Archive for March, 2011


Posted: March 31, 2011 in Uncategorized

It’s been a really long time since I’ve written a blogpost. It seems that I’ve been too busy preparing for my university exams, playing DoTA and studying my Turkish lessons to be able to log on my online accounts.

It may be true, but as time goes by, all these things are happening: earthquakes everywhere, tsunamis in Japan, revolutions in the Middle East, and so on and so forth. Nevertheless, one part of our lives remain the same: our lives as international students.

I know it may sound as an exaggeration to a person’s ears, but to be sure, being an international students carries many advantages…and surprises along with it.

For instance, the only things I know were that Indonesia is our neighbor in Southeast Asia and that the Ukraine is just another former Soviet satellite country in Europe. But nowadays, I believe I know much more than what I knew before; and I can say that my perspectives have really broadened; I pretty know much more about their culture nowadays. Besides that, who would not like to have a chance to belong to a community of students from more than 30 countries, right?

The other advantage is that people know our country better (it removes their prejudices), and well, it’s also a pretty big responsibility to handle. But I’m sure people of maturity and refinement would be able to handle that task…

And there are many others…

Of course, it’s hard to live in a different country, considering that one is thousands of miles away from one’s family, culture, food (I miss the pancit canton too much), and friends; but one should believe that it’s worth the sacrifice.

Here are some of the memories (though there are much,much more):


During the party...

Lions of the Field! Rawr!

Well, that’s pretty much I could say for now. Believe me, I’ve wanted to say a lot of things, but I couldn’t express them in words…

Just one quote from Sadi Shirazi:

“If you don’t have a love, don’t look for a friend!”



Fatih U

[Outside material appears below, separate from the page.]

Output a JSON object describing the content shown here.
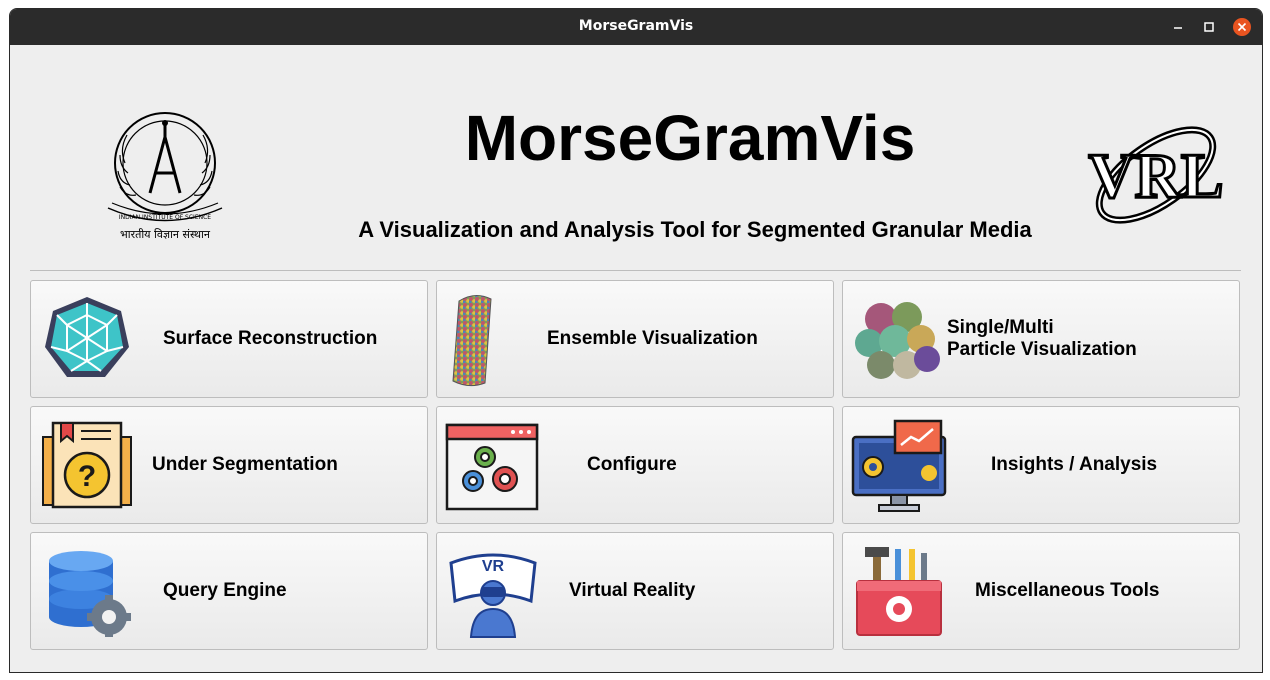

Posted: March 8, 2011 in Uncategorized

Yes. Fatih U.

At first, I thought it was just empty green pasture land dominated by an university campus.

Off the mark. On the contrary, when I went there along with my friends, the surrounding land turned out to be prime real estate; each house there costs at least 100,000 Turkish liras! That’s equivalent to 28 to 30 million pesos (or around 63,000 dollars); a house of the same quality and size would cost only 2 million (That’s 14 to 15 times lower!)

Anyways, when we went there, we were pretty amazed by the warm welcome that we’ve recieved from their International Students Office. It seemed to me that each foreign student is a member of a very, very big family.

We were there to ask certain questions regarding student admission. And thankfully, we’ve got good news from the staff there: There’s something for everyone!!! I’m very happy for Khaleel, because his last year’s YÖS scores would be accepted as a prerequisite for admdmission…And as for the rest of us, we have three options: take SAT; give them our national exam scores; and/or take their own admission exams!

Here’s a visual of Fatih University:

Oh, it's not my original pic! Isn't it obvious?? :D

This is how it looks from the air... 🙂

And here’s a link to their website:

There’s an English page; just click at the top right corner of the web page!

Anyways, back to our visit. It was freaking cold out there! I’ve already used three layers of thick clothes and two layers of jackets; and still, I’m feeling the blistering winds! Well, I’ve been warned already by Sakina two days ago that there will be a snowstorm.

The university’s facilities were far better, to be honest;  it surpasses Ateneo de Zamboanga a little bit (which is well known for its facilities), and its Internet and IT infrastructure are…unmistakingly European: fast, efficient, and multi-faceted! The only downside is that one of their buildings is still unfinished, though the students use it already as their club office; there are lots of cafeterias and shops inside the university.

Their sports facilities are pretty decent, and their system is pretty good: Since it is a new (and internationally open) university, undergraduate (i.e. bachelors) degrees that use English as their method of instruction are common here. I also liked their system of not teaching math subjects to those who study language-related courses…Haha! (In addition, they hire foreign instructors!!! That’s great news too!!!)

For short, this university will fall into my radar when the enrolment phase begins in June. Well, so much for everything…

Good day! 😀